Taking part in these extraordinary conversations were many of France’s intellectual and artistic élite: Breton, Louis Aragon, Antonin Artaud, Paul Éluard, Yves Tanguy, Raymond Queneau, Jacques Prévert, as well as migrants drawn to the modern scene in Paris such as Man Ray and Max Ernst.
Over the four years between 1928 and 1932 the “small matters” they discussed, placing them on record, included undressing, masturbation, fetishism, homosexuality, voyeurism, prostitution, bestiality, procreation, sodomy, fantasy, first time, third parties, shame, danger, cunnilingus, fellatio, coquetry and libertinism, masochism and sadism, mutualism (or lack of it), orgasm (detecting and faking), revulsion, joy and etiquette, as well as more esoteric activities such as coming in a woman’s ear or licking her eyeballs. Seven sessions took place before anyone thought to ask a woman for her side of the story.
Despite Breton’s best and sometimes bullying efforts to keep the sessions on track, the discussions continually unravelled, collapsing under the weight of prejudice and illogic or veering off into the absurd. It is the dramatist Artaud who observes that the effort to speak openly about sex inevitably involves ostentation – and, he might also have added, in the effort to classify something so unruly and inexhaustible, hilarity.
Yet the Surrealists’ unlikely inquiries point the way to the 20th-century’s major social science projects on sexuality: both Alfred Kinsey and Shere Hite shared their question and answer methodology, though they attempted to structure their research and make it professionally neutral, stripped of the bias and embarrassment so evident here. The Surrealists, by contrast, had no covering context of credibility: they revealed themselves to one another out in the open and through interaction, and it is this that makes these records so fascinating, so three-dimensionally human.

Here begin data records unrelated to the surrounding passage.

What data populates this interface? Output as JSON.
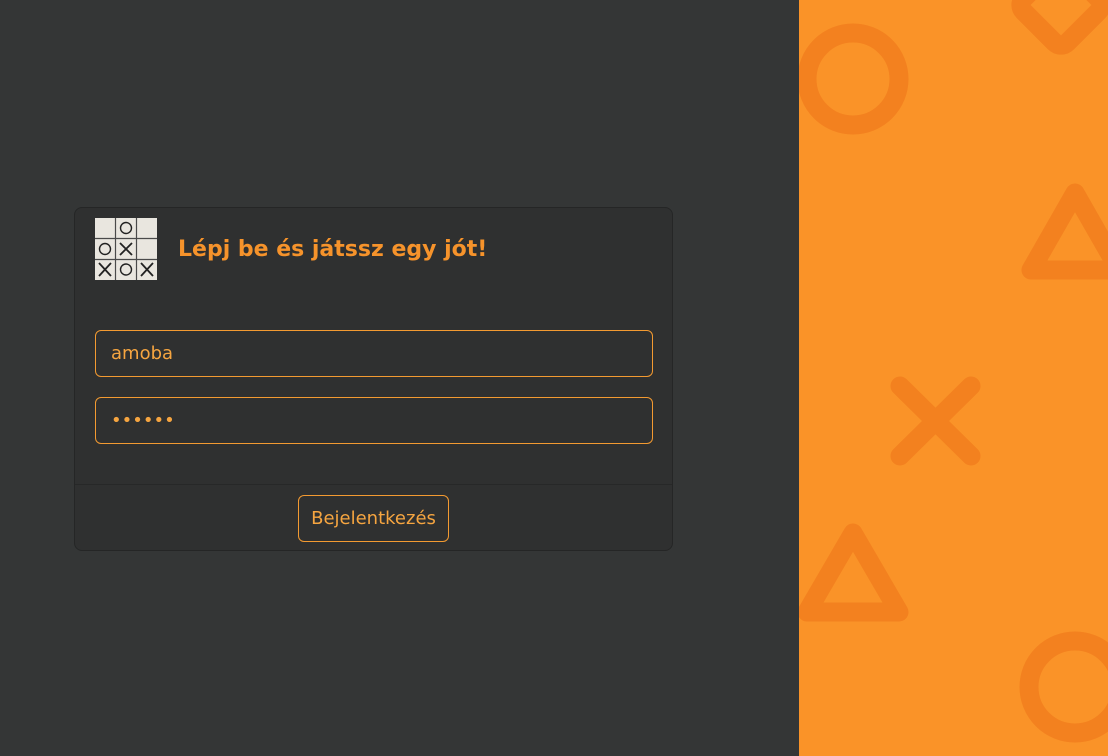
{
  "login": {
    "title": "Lépj be és játssz egy jót!",
    "username_value": "amoba",
    "password_mask": "••••••",
    "submit_label": "Bejelentkezés"
  },
  "colors": {
    "accent": "#f6932b",
    "background": "#343636",
    "card": "#2f3030",
    "panel": "#fa9328",
    "panel_shapes": "#f3811f"
  },
  "icons": {
    "logo": "tic-tac-toe-board-icon",
    "decorations": [
      "circle-icon",
      "diamond-icon",
      "triangle-icon",
      "cross-icon",
      "triangle-icon",
      "circle-icon"
    ]
  }
}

If the Surrealist contribution to science has often been neglected in favour of their aesthetic, so too, Freud’s influence on the movement is more often proclaimed than that of Marx. But more than a quarter of the 40 participants in these discussions were at one time or another members of the PCF, the French communist party, and the larger matter the Surrealists were investigating, about love’s potential to abate alienation, however temporarily, was informed as much by ideas about human liberation that were coursing through Europe in the decade after the Russian Revolution, as by the new Viennese science.
Not that the relationship was untroubled: in her Afterword, Dawn Ades writes that the PCF regarded the Surrealists’ courting of the erotic as “indistinguishable from pornography”. Breton’s aim was to keep a balance between Marx and Freud while defending the Surrealists’ right to extend the dialectic to the exploration of consciousness (“How can one accept…that the dialectical method can only be validly applied to the solution of social problems?” he demands of more “narrow-minded revolutionaries”).
Certainly Marx’s influence can be felt in the Surrealists’ disagreements over whether desire must be reciprocal, and whether love can yield to some kind of materialist proof or is better considered as incarnate mystery.
For all the vanity and prejudice on display in these conversations, what remains most striking is the courage of the participants, their fearless desire to uncover and destigmatise.
Despite our openness today – from feminism’s abstract theorising to the internet’s graphic revelations – it’s inconceivable that a comparable bunch of writers, artists and journalists, without the veil of anonymity, would sit down and talk so frankly together about sexual inclination.
As a later Surrealist inquiry into Erotic Representation noted, people are increasingly willing to discuss the “position of partners’ bodies during the act of love”, but are still largely “silent over the positions of their minds”.
• Investigating Sex: Surrealist Discussions 1928-32. Edited by José Pierre, with an Introduction by JoAnn Wypijewski and Afterword by Dawn Ades. Verso £9.99